Making the announcement without consulting the College of Supervisors, a requirement under Solvency II, was a breach of Solvency II requirements. That breach was ignored.
As already mentioned the Romanian regulator was fully involved in the EIOPA review process EIG and Euroins Romania were excluded.
ASF was given access to the EIOPA report from its completion. It participated in the College of Supervisors meeting of April 5 where the report was adopted. Before that meeting, Euroins asked to see the report, EIOPA refused access.
Following the April 5 meeting, ASF breached EIOPA’s confidentiality requirements by briefing on selected details of the unpublished “confidential” EIOPA report. That breach was also ignored.
While withholding its report from Euroins and EIG, EIOPA allowed ASF to use material from the report in the Bucharest Court of Appeal blindsiding Euroins during important court proceedings again tilting the scales in favour of ASF.
EIOPA continued to refuse access until 16th May when it gave the Bulgarian regulator FSC permission to share the report with Euroins. The company was finally given sight of the report in mid-June 2023 after the bankruptcy proceedings were well advanced.
The EIOPA report has still not been published, it has not been made available to Members of the European Parliament and has not been ‘shared’ with the EU Commission.
The odd approach by the EU Commission
The approach adopted to the case by the Commission has been decidedly odd. From the outset, it has chosen to ignore the concerns expressed about the actions of ASF and EIOPA.
Questions (PQs) tabled in the EU Parliament have received responses that are evasive, incomplete, misleading, and in some cases border on disrespectful. Links provided in PQ replies have taken MEPs to material that is either heavily redacted or “access denied”.

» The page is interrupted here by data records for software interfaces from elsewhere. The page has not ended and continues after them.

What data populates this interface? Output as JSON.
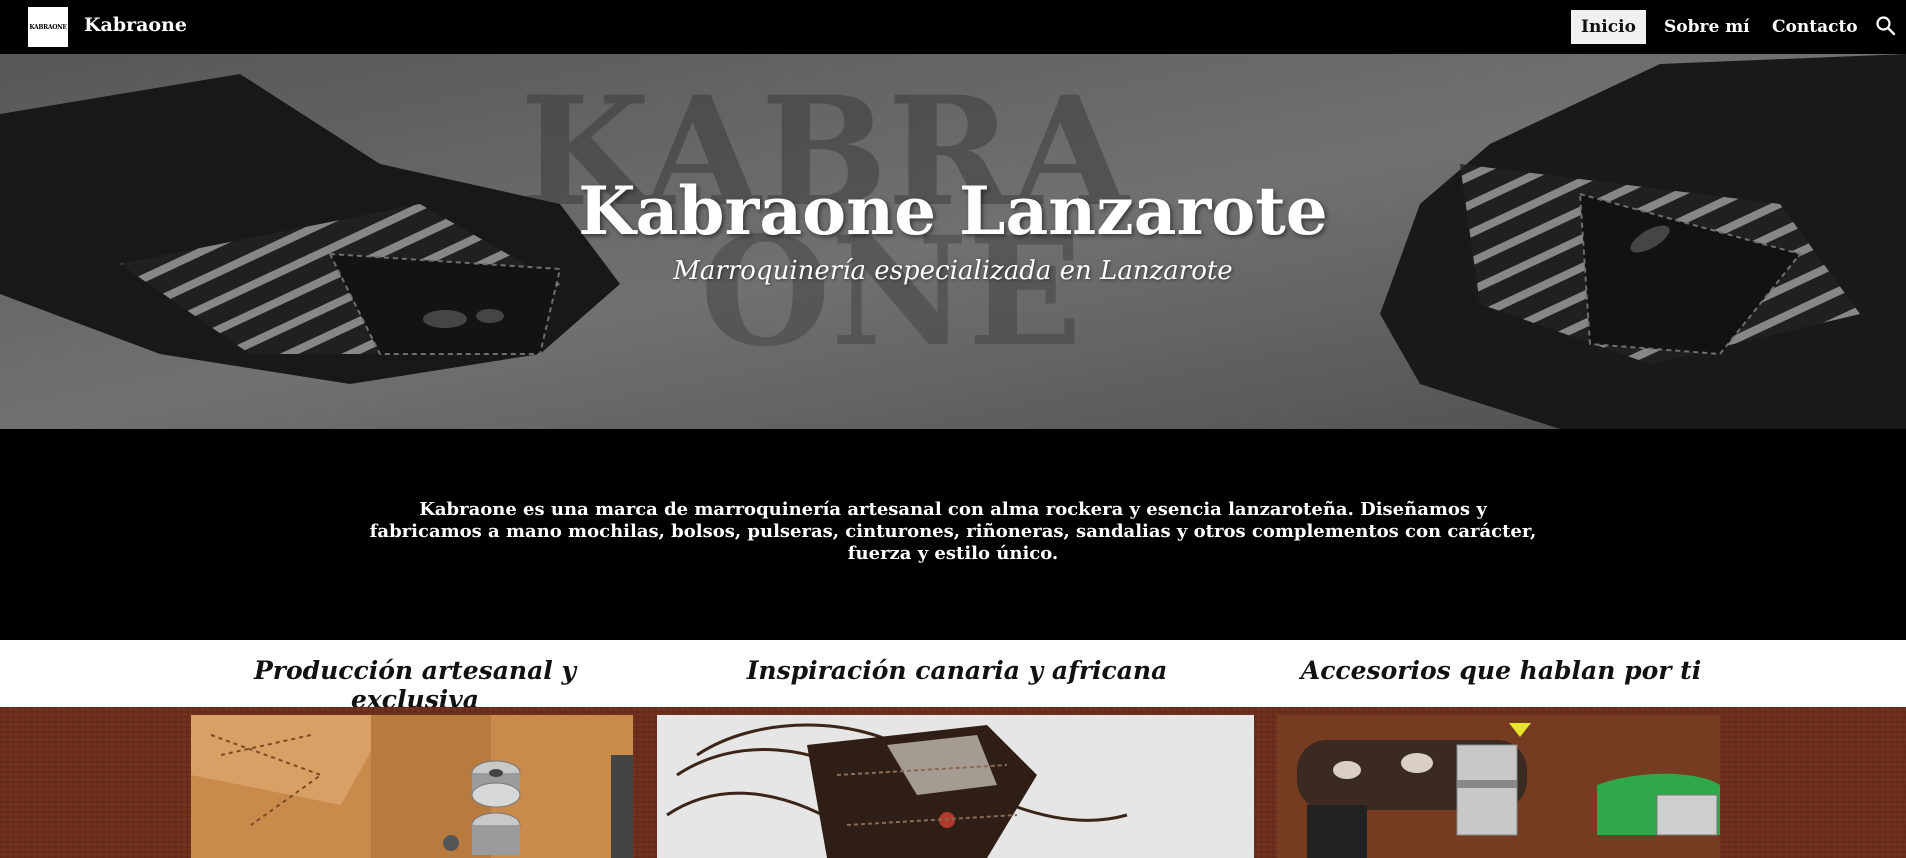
{
  "site": {
    "logo_text": "KABRAONE",
    "name": "Kabraone"
  },
  "nav": {
    "items": [
      {
        "label": "Inicio",
        "active": true
      },
      {
        "label": "Sobre mí",
        "active": false
      },
      {
        "label": "Contacto",
        "active": false
      }
    ],
    "search_icon": "search-icon"
  },
  "hero": {
    "title": "Kabraone Lanzarote",
    "subtitle": "Marroquinería especializada en Lanzarote",
    "background_word_1": "KABRA",
    "background_word_2": "ONE"
  },
  "intro": {
    "text": "Kabraone es una marca de marroquinería artesanal con alma rockera y esencia lanzaroteña. Diseñamos y fabricamos a mano mochilas, bolsos, pulseras, cinturones, riñoneras, sandalias y otros complementos con carácter, fuerza y estilo único."
  },
  "features": [
    {
      "title": "Producción artesanal y exclusiva"
    },
    {
      "title": "Inspiración canaria y africana"
    },
    {
      "title": "Accesorios que hablan por ti"
    }
  ],
  "colors": {
    "nav_bg": "#000000",
    "nav_active_bg": "#f1f1f1",
    "band_bg": "#6b2e1c",
    "accent_yellow": "#e8e62a"
  }
}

Having responded to a series of questions tabled as far back as March 2023 the Commission has bizarrely admitted that the EIOPA report has not “been shared” with it.
The overall default position adopted by the Commission has been that it is the sole responsibility of ASF “to assess whether Euroins Romania is solvent” ignoring the possibility that the ASF analysis could be wrong, biased, or both and overlooking the fact that, over the last twelve years under ASF stewardship, the Romanian insurance market has seen the departure of twelve insurance providers.
Ignoring the costs
The drama that has been playing out in the Euroins case comes with real-world costs. Millions of Romanians have lost their insurance coverage. Insurance costs have risen, triggering demonstrations. Romania’s guarantee fund, the ‘backstop’ for motor insurance has been adversely impacted, and a taxpayer ‘bailout ‘will be needed. The Romanian Government has been forced to put a series of Emergency Ordinances in place extending the life of policies issued by a company whose license ASF revoked in March 2023.
To cap all of this off, the Romanian state, already facing a potentially ruinous €2 billion claim in the World Bank arbitration court in the Rosia Montana case, is set to be hit by a €500 million damages claim from the owners of Euroins.
All of these problems were foreseeable when ASF launched its campaign against Euroins. They could have been averted had EIOPA played a more constructive role and supported the proposals put forward by EBRD.
Solvency II is intended to protect insurance policyholders and pension beneficiaries. The drama that has played out over the past year in the Euroins case does not align with those aims.
There are lessons to be learned from the case. A first step in any analysis of the case might be, as some MEPs have recently suggested, to undertake a comprehensive, independent, expert analysis of EIOPA’s report on Euroins and its preparation.
Dick Roche is a former Irish Minister for EU Affairs and former Minister for the Environment